▶ _TRY IT_
Each line of the entries below that includes "Viganò" belongs in your answer.

▶ _EXTRACTED DATA_

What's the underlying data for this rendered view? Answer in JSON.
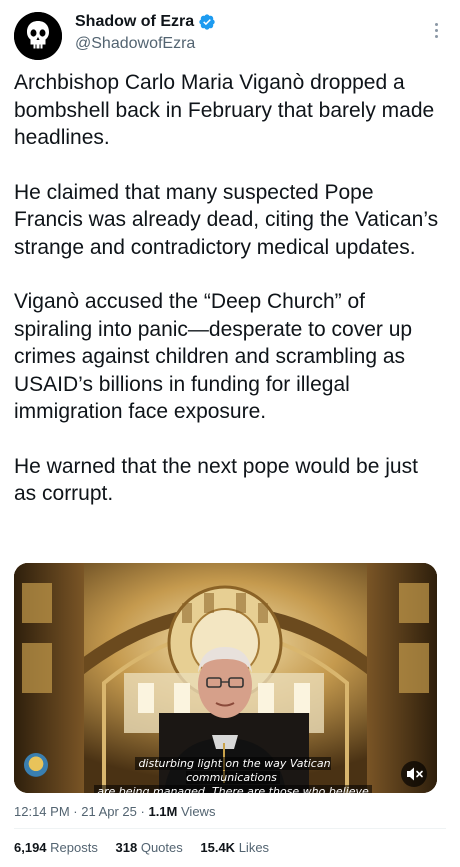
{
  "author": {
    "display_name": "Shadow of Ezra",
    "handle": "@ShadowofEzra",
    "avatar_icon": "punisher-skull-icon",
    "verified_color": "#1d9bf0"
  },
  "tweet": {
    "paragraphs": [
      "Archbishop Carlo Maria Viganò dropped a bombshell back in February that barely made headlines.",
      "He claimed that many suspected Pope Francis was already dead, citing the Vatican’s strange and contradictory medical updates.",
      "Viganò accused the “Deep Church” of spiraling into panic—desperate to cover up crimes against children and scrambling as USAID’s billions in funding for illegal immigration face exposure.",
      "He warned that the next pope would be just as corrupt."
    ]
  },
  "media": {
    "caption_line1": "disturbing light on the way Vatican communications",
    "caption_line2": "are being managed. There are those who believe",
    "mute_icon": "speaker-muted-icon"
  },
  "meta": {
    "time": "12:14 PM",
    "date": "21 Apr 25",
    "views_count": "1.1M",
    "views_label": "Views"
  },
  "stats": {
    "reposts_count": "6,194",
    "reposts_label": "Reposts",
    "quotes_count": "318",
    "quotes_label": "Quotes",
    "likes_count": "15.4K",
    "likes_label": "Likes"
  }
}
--
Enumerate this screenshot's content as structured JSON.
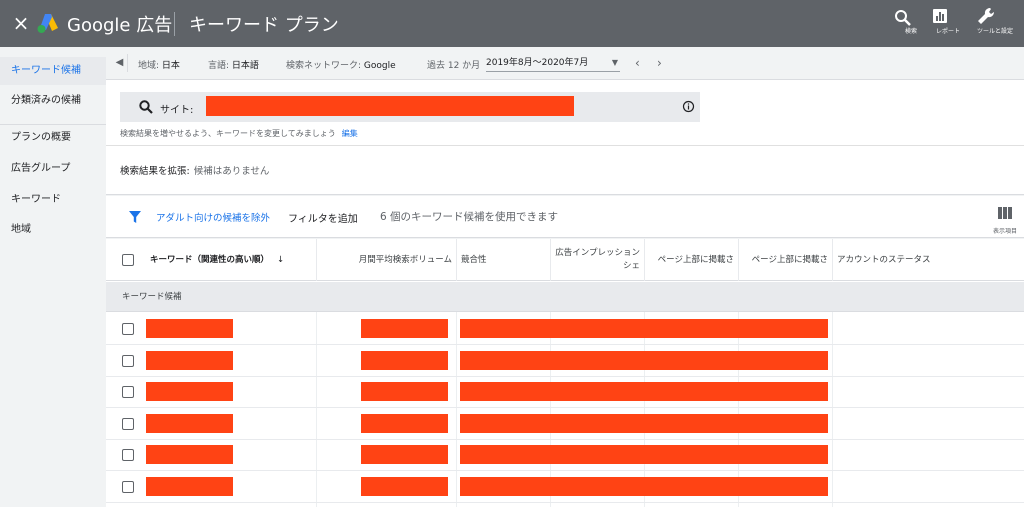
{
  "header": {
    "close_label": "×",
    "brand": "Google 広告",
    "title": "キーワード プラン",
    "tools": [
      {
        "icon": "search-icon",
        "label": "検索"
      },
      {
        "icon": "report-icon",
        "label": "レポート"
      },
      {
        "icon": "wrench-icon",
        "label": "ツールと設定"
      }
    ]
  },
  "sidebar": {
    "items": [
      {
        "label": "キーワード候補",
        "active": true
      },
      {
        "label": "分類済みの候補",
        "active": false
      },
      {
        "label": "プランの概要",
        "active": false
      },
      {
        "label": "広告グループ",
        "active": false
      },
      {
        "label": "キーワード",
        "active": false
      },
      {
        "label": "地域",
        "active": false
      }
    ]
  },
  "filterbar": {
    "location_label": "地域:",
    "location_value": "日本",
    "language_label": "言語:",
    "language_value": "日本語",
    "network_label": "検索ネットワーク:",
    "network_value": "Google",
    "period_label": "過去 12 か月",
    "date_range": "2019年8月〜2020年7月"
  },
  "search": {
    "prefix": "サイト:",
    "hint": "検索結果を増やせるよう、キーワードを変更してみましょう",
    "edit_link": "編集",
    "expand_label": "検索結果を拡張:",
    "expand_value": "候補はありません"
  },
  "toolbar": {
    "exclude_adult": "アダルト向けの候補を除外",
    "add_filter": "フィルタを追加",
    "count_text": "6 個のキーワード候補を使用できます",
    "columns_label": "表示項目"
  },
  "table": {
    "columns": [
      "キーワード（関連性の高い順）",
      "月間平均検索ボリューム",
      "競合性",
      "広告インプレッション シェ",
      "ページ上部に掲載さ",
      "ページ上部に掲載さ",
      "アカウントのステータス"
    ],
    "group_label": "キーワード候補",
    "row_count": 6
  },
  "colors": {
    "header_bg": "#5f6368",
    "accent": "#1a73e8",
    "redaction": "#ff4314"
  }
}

▶ _FINISHED TASK_
      "Archbishop Carlo Maria Viganò dropped a bombshell back in February that barely made headlines.",
      "Viganò accused the “Deep Church” of spiraling into panic—desperate to cover up crimes against children and scrambling as USAID’s billions in funding for illegal immigration face exposure.",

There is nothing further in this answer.